- **EXERCISE BRIEF**
Whenever a line in the records below contains "Visit", pick it out.

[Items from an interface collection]
Content starts

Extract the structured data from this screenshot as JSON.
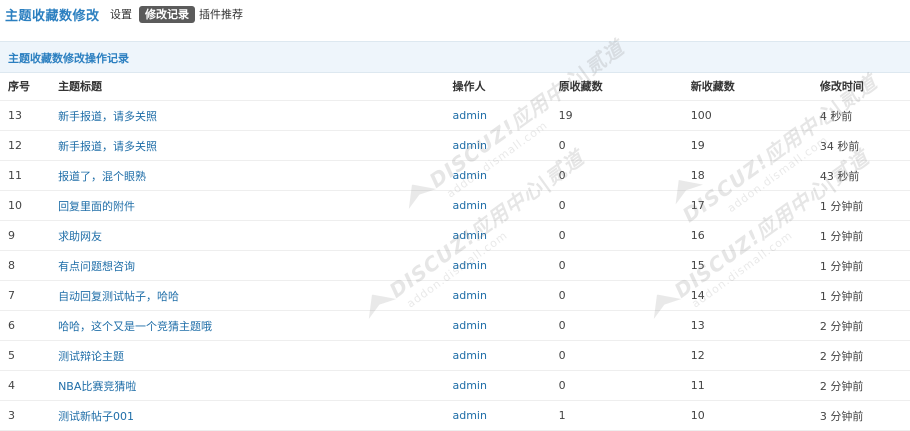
{
  "header": {
    "title": "主题收藏数修改",
    "nav": {
      "settings": "设置",
      "records": "修改记录",
      "plugins": "插件推荐"
    }
  },
  "panel": {
    "title": "主题收藏数修改操作记录"
  },
  "table": {
    "columns": [
      "序号",
      "主题标题",
      "操作人",
      "原收藏数",
      "新收藏数",
      "修改时间"
    ],
    "rows": [
      {
        "id": "13",
        "subject": "新手报道，请多关照",
        "operator": "admin",
        "old": "19",
        "new": "100",
        "time": "4 秒前"
      },
      {
        "id": "12",
        "subject": "新手报道，请多关照",
        "operator": "admin",
        "old": "0",
        "new": "19",
        "time": "34 秒前"
      },
      {
        "id": "11",
        "subject": "报道了，混个眼熟",
        "operator": "admin",
        "old": "0",
        "new": "18",
        "time": "43 秒前"
      },
      {
        "id": "10",
        "subject": "回复里面的附件",
        "operator": "admin",
        "old": "0",
        "new": "17",
        "time": "1 分钟前"
      },
      {
        "id": "9",
        "subject": "求助网友",
        "operator": "admin",
        "old": "0",
        "new": "16",
        "time": "1 分钟前"
      },
      {
        "id": "8",
        "subject": "有点问题想咨询",
        "operator": "admin",
        "old": "0",
        "new": "15",
        "time": "1 分钟前"
      },
      {
        "id": "7",
        "subject": "自动回复测试帖子，哈哈",
        "operator": "admin",
        "old": "0",
        "new": "14",
        "time": "1 分钟前"
      },
      {
        "id": "6",
        "subject": "哈哈，这个又是一个竞猜主题哦",
        "operator": "admin",
        "old": "0",
        "new": "13",
        "time": "2 分钟前"
      },
      {
        "id": "5",
        "subject": "测试辩论主题",
        "operator": "admin",
        "old": "0",
        "new": "12",
        "time": "2 分钟前"
      },
      {
        "id": "4",
        "subject": "NBA比赛竞猜啦",
        "operator": "admin",
        "old": "0",
        "new": "11",
        "time": "2 分钟前"
      },
      {
        "id": "3",
        "subject": "测试新帖子001",
        "operator": "admin",
        "old": "1",
        "new": "10",
        "time": "3 分钟前"
      }
    ]
  },
  "watermark": {
    "brand": "DISCUZ!应用中心|贰道",
    "site": "addon.dismall.com"
  }
}
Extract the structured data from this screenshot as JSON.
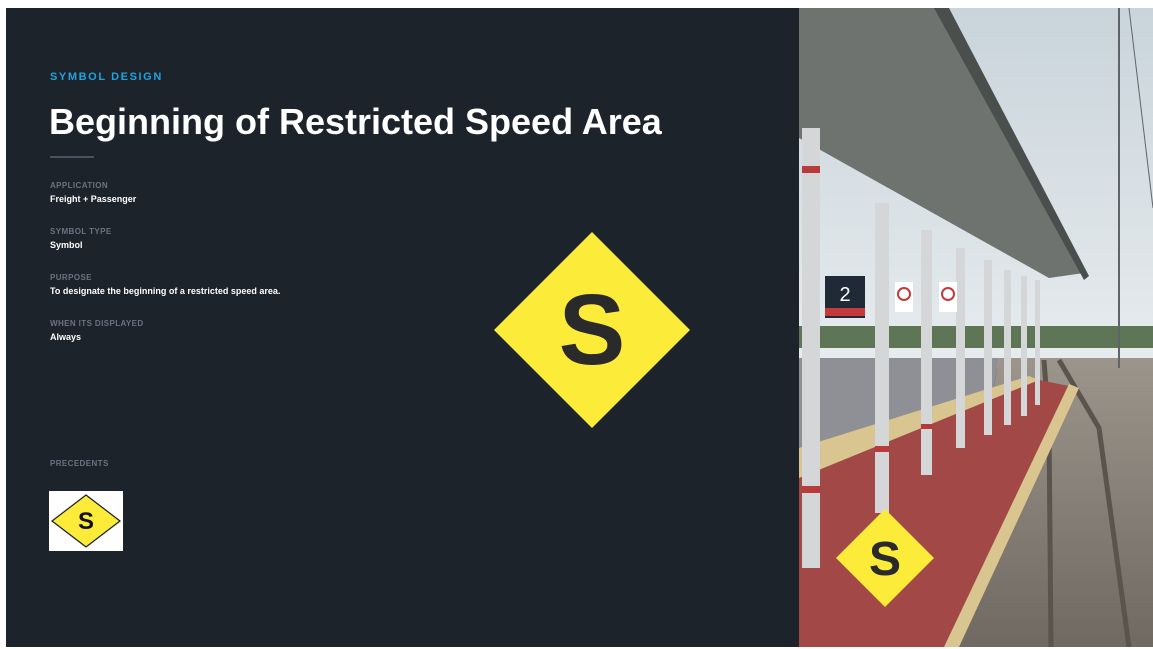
{
  "header": {
    "eyebrow": "SYMBOL DESIGN",
    "title": "Beginning of Restricted Speed Area"
  },
  "fields": [
    {
      "label": "APPLICATION",
      "value": "Freight + Passenger"
    },
    {
      "label": "SYMBOL TYPE",
      "value": "Symbol"
    },
    {
      "label": "PURPOSE",
      "value": "To designate the beginning of a restricted speed area."
    },
    {
      "label": "WHEN ITS DISPLAYED",
      "value": "Always"
    }
  ],
  "precedents": {
    "label": "PRECEDENTS",
    "symbol_letter": "S"
  },
  "sign": {
    "letter": "S",
    "fill_color": "#fcec39",
    "letter_color": "#2a2a2a"
  },
  "photo": {
    "platform_number": "2",
    "sign_letter": "S"
  },
  "colors": {
    "background": "#1d232b",
    "accent": "#1fa3dd"
  }
}
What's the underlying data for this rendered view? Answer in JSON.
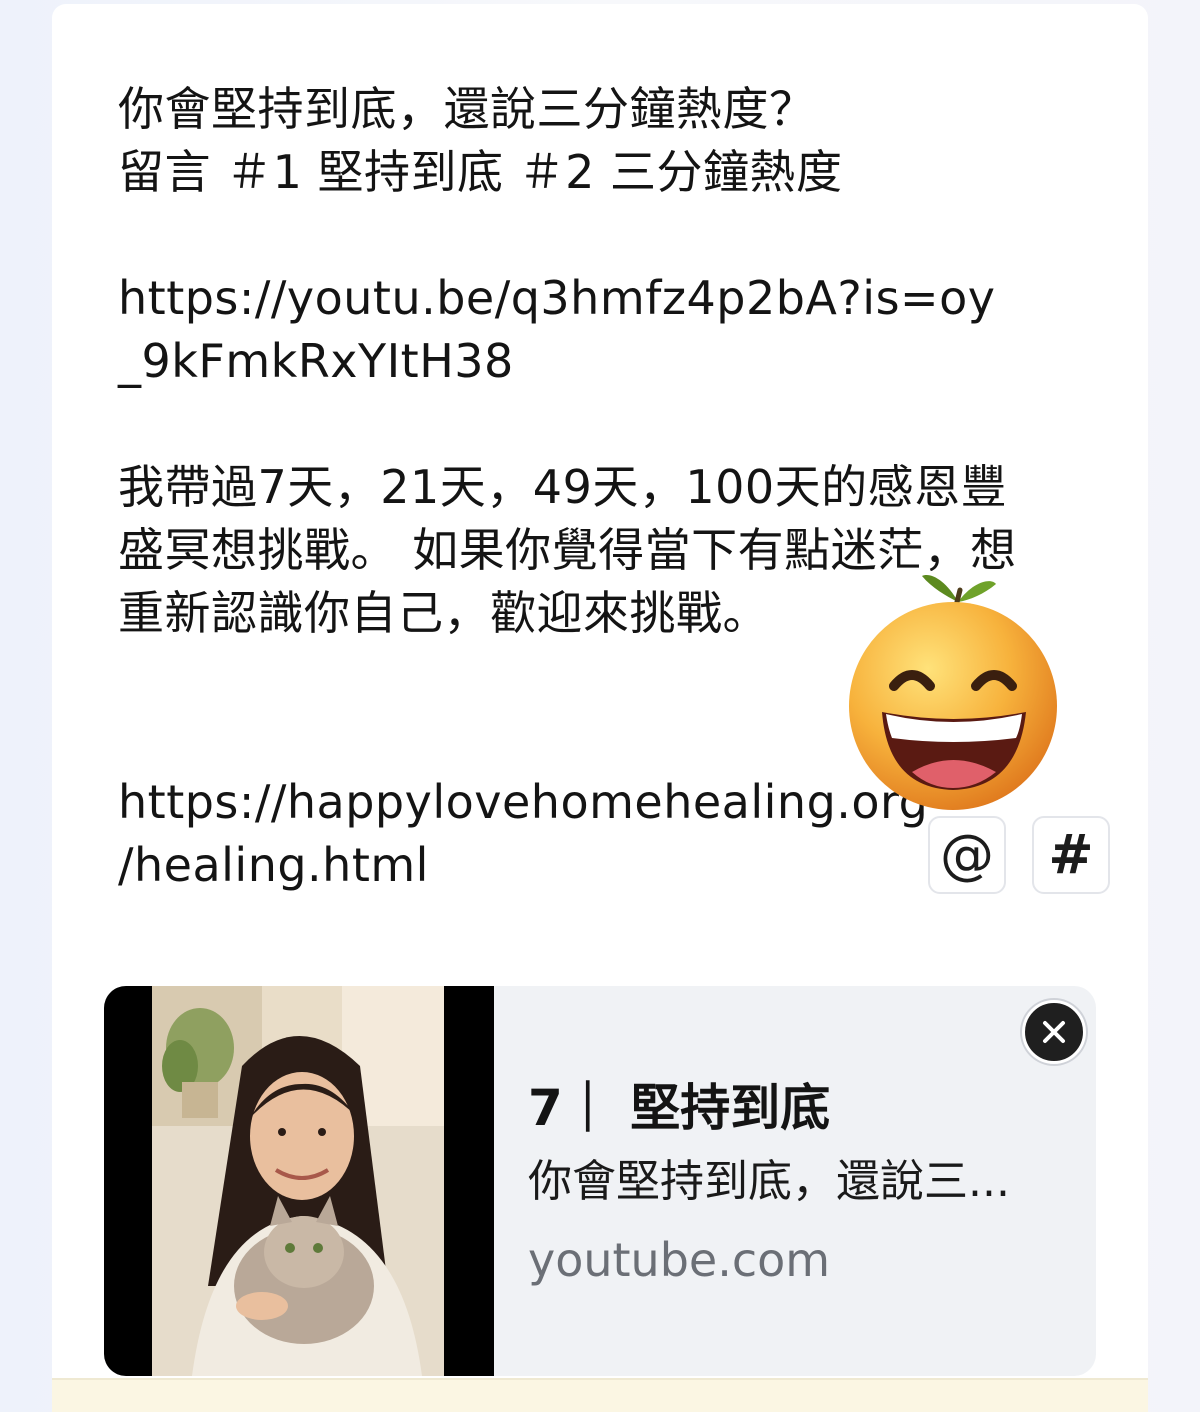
{
  "post": {
    "lines_1": [
      "你會堅持到底，還說三分鐘熱度？",
      "留言 ＃1 堅持到底 ＃2 三分鐘熱度"
    ],
    "link_1": [
      "https://youtu.be/q3hmfz4p2bA?is=oy",
      "_9kFmkRxYItH38"
    ],
    "lines_2": [
      "我帶過7天，21天，49天，100天的感恩豐",
      "盛冥想挑戰。 如果你覺得當下有點迷茫，想",
      "重新認識你自己，歡迎來挑戰。"
    ],
    "link_2": [
      "https://happylovehomehealing.org",
      "/healing.html"
    ]
  },
  "toolbar": {
    "mention_label": "@",
    "hashtag_label": "#"
  },
  "link_preview": {
    "title": "7｜ 堅持到底",
    "description": "你會堅持到底，還說三...",
    "domain": "youtube.com"
  },
  "icons": {
    "emoji": "grinning-orange-emoji-icon",
    "close": "close-icon"
  },
  "colors": {
    "text": "#141414",
    "domain_text": "#6b6f76",
    "preview_bg": "#f0f2f5",
    "emoji_orange": "#f4a23a"
  }
}
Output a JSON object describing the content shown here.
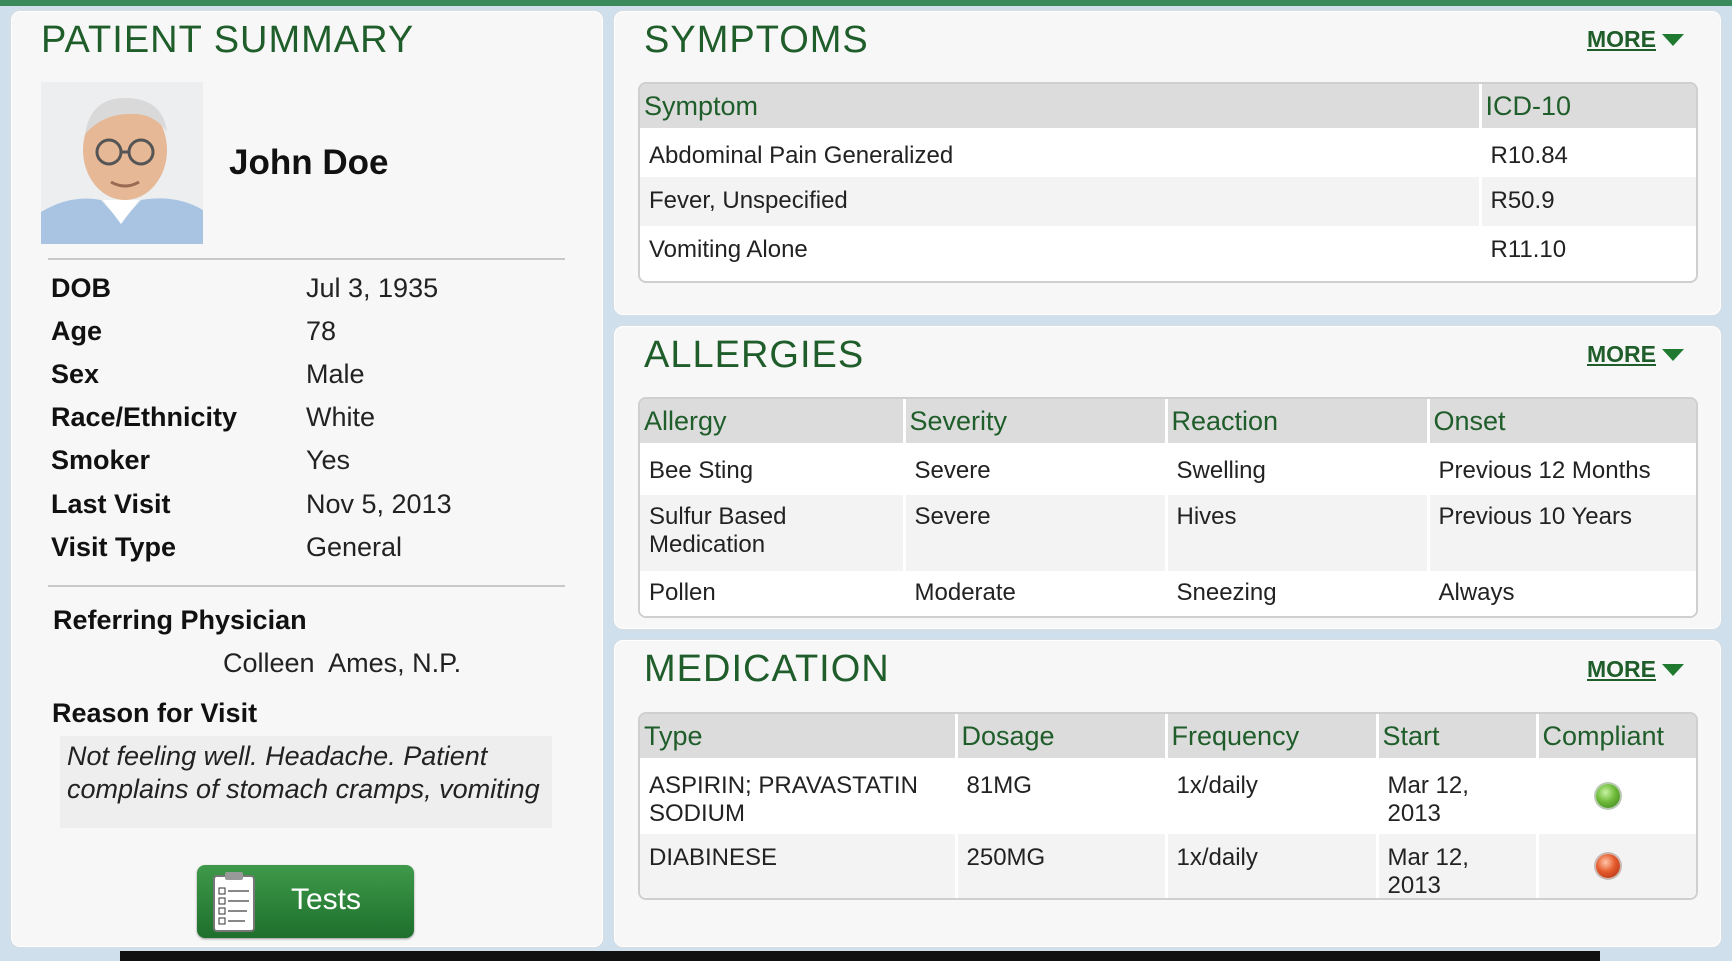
{
  "patient_summary": {
    "title": "PATIENT SUMMARY",
    "name": "John Doe",
    "fields": [
      {
        "label": "DOB",
        "value": "Jul 3, 1935"
      },
      {
        "label": "Age",
        "value": "78"
      },
      {
        "label": "Sex",
        "value": "Male"
      },
      {
        "label": "Race/Ethnicity",
        "value": "White"
      },
      {
        "label": "Smoker",
        "value": "Yes"
      },
      {
        "label": "Last Visit",
        "value": "Nov 5, 2013"
      },
      {
        "label": "Visit Type",
        "value": "General"
      }
    ],
    "referring_physician_label": "Referring Physician",
    "referring_physician": "Colleen  Ames, N.P.",
    "reason_label": "Reason for Visit",
    "reason_text": "Not feeling well. Headache. Patient complains of stomach cramps, vomiting",
    "tests_button": "Tests"
  },
  "symptoms": {
    "title": "SYMPTOMS",
    "more": "MORE",
    "headers": [
      "Symptom",
      "ICD-10"
    ],
    "rows": [
      [
        "Abdominal Pain Generalized",
        "R10.84"
      ],
      [
        "Fever, Unspecified",
        "R50.9"
      ],
      [
        "Vomiting Alone",
        "R11.10"
      ]
    ]
  },
  "allergies": {
    "title": "ALLERGIES",
    "more": "MORE",
    "headers": [
      "Allergy",
      "Severity",
      "Reaction",
      "Onset"
    ],
    "rows": [
      [
        "Bee Sting",
        "Severe",
        "Swelling",
        "Previous 12 Months"
      ],
      [
        "Sulfur Based Medication",
        "Severe",
        "Hives",
        "Previous 10 Years"
      ],
      [
        "Pollen",
        "Moderate",
        "Sneezing",
        "Always"
      ]
    ]
  },
  "medication": {
    "title": "MEDICATION",
    "more": "MORE",
    "headers": [
      "Type",
      "Dosage",
      "Frequency",
      "Start",
      "Compliant"
    ],
    "rows": [
      {
        "type": "ASPIRIN; PRAVASTATIN SODIUM",
        "dosage": "81MG",
        "frequency": "1x/daily",
        "start": "Mar 12, 2013",
        "compliant": "green"
      },
      {
        "type": "DIABINESE",
        "dosage": "250MG",
        "frequency": "1x/daily",
        "start": "Mar 12, 2013",
        "compliant": "red"
      }
    ]
  },
  "colors": {
    "accent_green": "#1f5d2a",
    "button_green": "#2e8a3c",
    "compliant_yes": "#6fbb3a",
    "compliant_no": "#e55a2b"
  }
}
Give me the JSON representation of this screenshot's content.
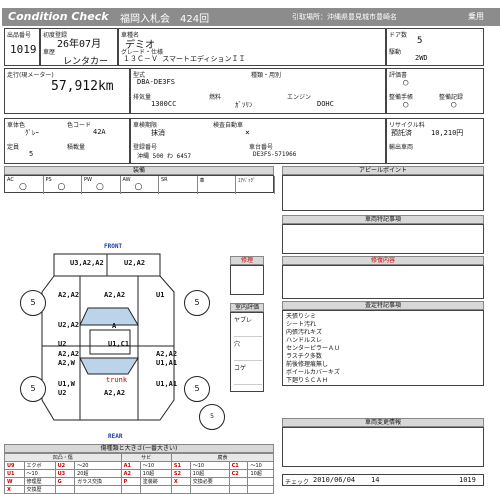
{
  "header": {
    "title": "Condition Check",
    "auction": "福岡入札会",
    "lot_round": "424回",
    "location_label": "引取場所：沖縄県豊見城市豊崎名",
    "right_label": "乗用"
  },
  "row1": {
    "exhibit_no_label": "出品番号",
    "exhibit_no": "1019",
    "first_reg_label": "初度登録",
    "first_reg": "26年07月",
    "usage_label": "車歴",
    "usage": "レンタカー",
    "model_name_label": "車種名",
    "model_name": "デミオ",
    "grade_label": "グレード・仕様",
    "grade": "１３Ｃ－Ｖ スマートエディションＩＩ",
    "doors_label": "ドア数",
    "doors": "5",
    "drive_label": "駆動",
    "drive": "2WD"
  },
  "row2": {
    "mileage_label": "走行(現メーター)",
    "mileage": "57,912km",
    "type_label": "型式",
    "type": "DBA-DE3FS",
    "shift_label": "シフト",
    "shift": "",
    "class_label": "種類・用別",
    "class": "",
    "displacement_label": "排気量",
    "displacement": "1300CC",
    "fuel_label": "燃料",
    "fuel": "ｶﾞｿﾘﾝ",
    "engine_label": "エンジン",
    "engine": "DOHC",
    "ac_label": "評価書",
    "ac": "○",
    "record_label": "整備手帳",
    "record": "○",
    "manual_label": "整備記録",
    "manual": "○"
  },
  "row3": {
    "grade_label": "車体色",
    "grade": "ｸﾞﾚｰ",
    "color_code_label": "色コード",
    "color_code": "42A",
    "inspection_label": "車検期限",
    "inspection": "抹消",
    "self_label": "検査自動車",
    "self": "×",
    "recycle_label": "リサイクル料",
    "recycle": "預託済",
    "recycle_amount": "10,210円",
    "capacity_label": "定員",
    "capacity": "5",
    "load_label": "積載量",
    "load": "",
    "reg_no_label": "登録番号",
    "reg_no": "沖縄  500 わ  6457",
    "chassis_label": "車台番号",
    "chassis": "DE3FS-571966",
    "plate_label": "輸出車両",
    "plate": ""
  },
  "equipment": {
    "title": "装備",
    "cols": [
      "AC",
      "PS",
      "PW",
      "AW",
      "SR",
      "革",
      "ｴｱﾊﾞｯｸﾞ"
    ],
    "vals": [
      "○",
      "○",
      "○",
      "○",
      "",
      "",
      ""
    ]
  },
  "appeal_title": "アピールポイント",
  "special_title": "車両特記事項",
  "repair_title": "修復内容",
  "inspector_title": "査定特記事項",
  "inspector_items": [
    "天張りシミ",
    "シート汚れ",
    "内張汚れキズ",
    "ハンドルスレ",
    "センターピラーＡＵ",
    "ラスチク多数",
    "前後修理痕無し",
    "ボイールカバーキズ",
    "下廻りＳＣＡＨ"
  ],
  "diagram": {
    "front": "FRONT",
    "rear": "REAR",
    "trunk": "trunk",
    "labels": [
      "U3,A2,A2",
      "U2,A2",
      "A2,A2",
      "A2,A2",
      "U1",
      "U2,A2",
      "A",
      "U1,C1",
      "U2",
      "A2,A2",
      "A2,W",
      "A2,A2",
      "U1,A1",
      "U1,A1",
      "U1,W",
      "U2",
      "A2,A2"
    ],
    "wheels": [
      "5",
      "5",
      "5",
      "5",
      "5",
      "5",
      "5",
      "5"
    ],
    "spare": "5"
  },
  "side_panel": {
    "title": "修理",
    "interior_title": "室内評価",
    "items": [
      "ヤブレ",
      "穴",
      "コゲ"
    ]
  },
  "history_title": "車両変更情報",
  "legend": {
    "title": "傷種類と大きさ(一番大きい)",
    "headers": [
      "凹凸・傷",
      "サビ",
      "腐食"
    ],
    "rows": [
      [
        "U9",
        "エクボ",
        "U2",
        "～20",
        "A1",
        "～10",
        "S1",
        "～10",
        "C1",
        "～10"
      ],
      [
        "U1",
        "～10",
        "U3",
        "20超",
        "A2",
        "10超",
        "S2",
        "10超",
        "C2",
        "10超"
      ],
      [
        "W",
        "修理歴",
        "G",
        "ガラス交換",
        "P",
        "塗装跡",
        "X",
        "交換必要",
        "",
        ""
      ],
      [
        "X",
        "交換歴",
        "",
        "",
        "",
        "",
        "",
        "",
        "",
        ""
      ]
    ]
  },
  "footer": {
    "check_label": "チェック",
    "date": "2010/06/04",
    "num": "14",
    "lot": "1019"
  }
}
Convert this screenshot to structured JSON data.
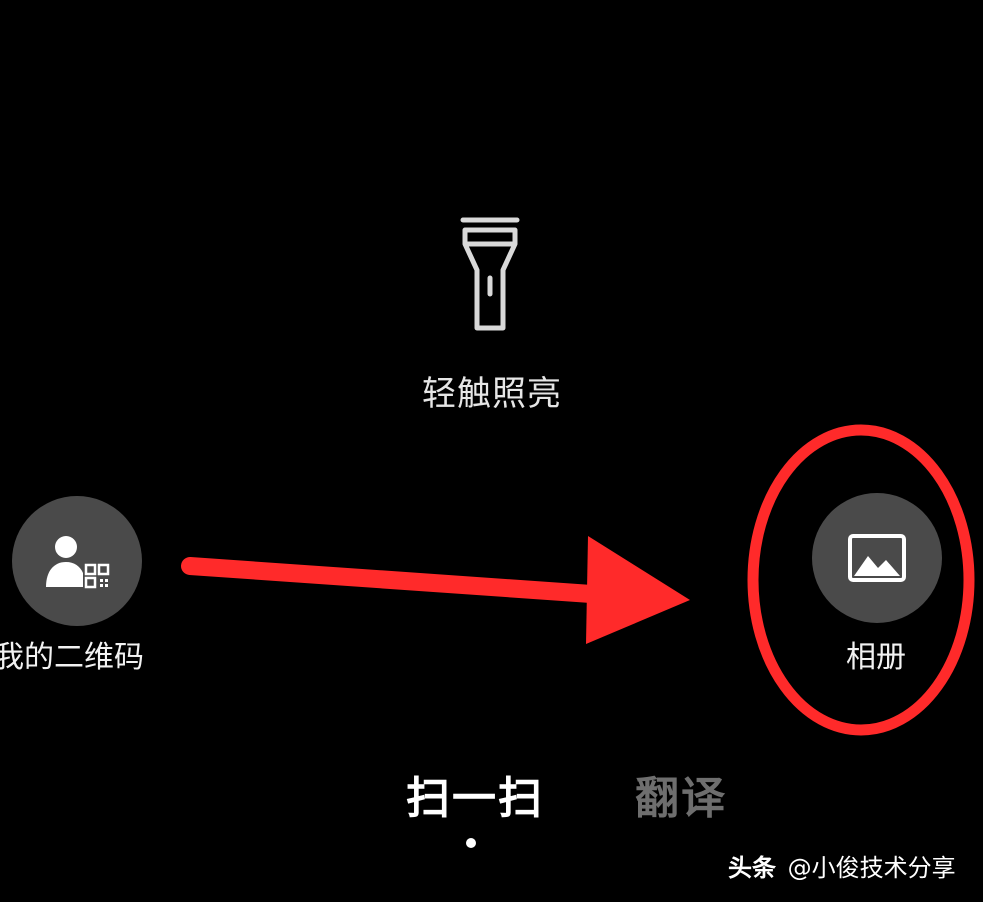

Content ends

- **EXPECTED OUTPUT**
        "label": "Last Visit",
        "label": "Visit Type",
    "reason_label": "Reason for Visit",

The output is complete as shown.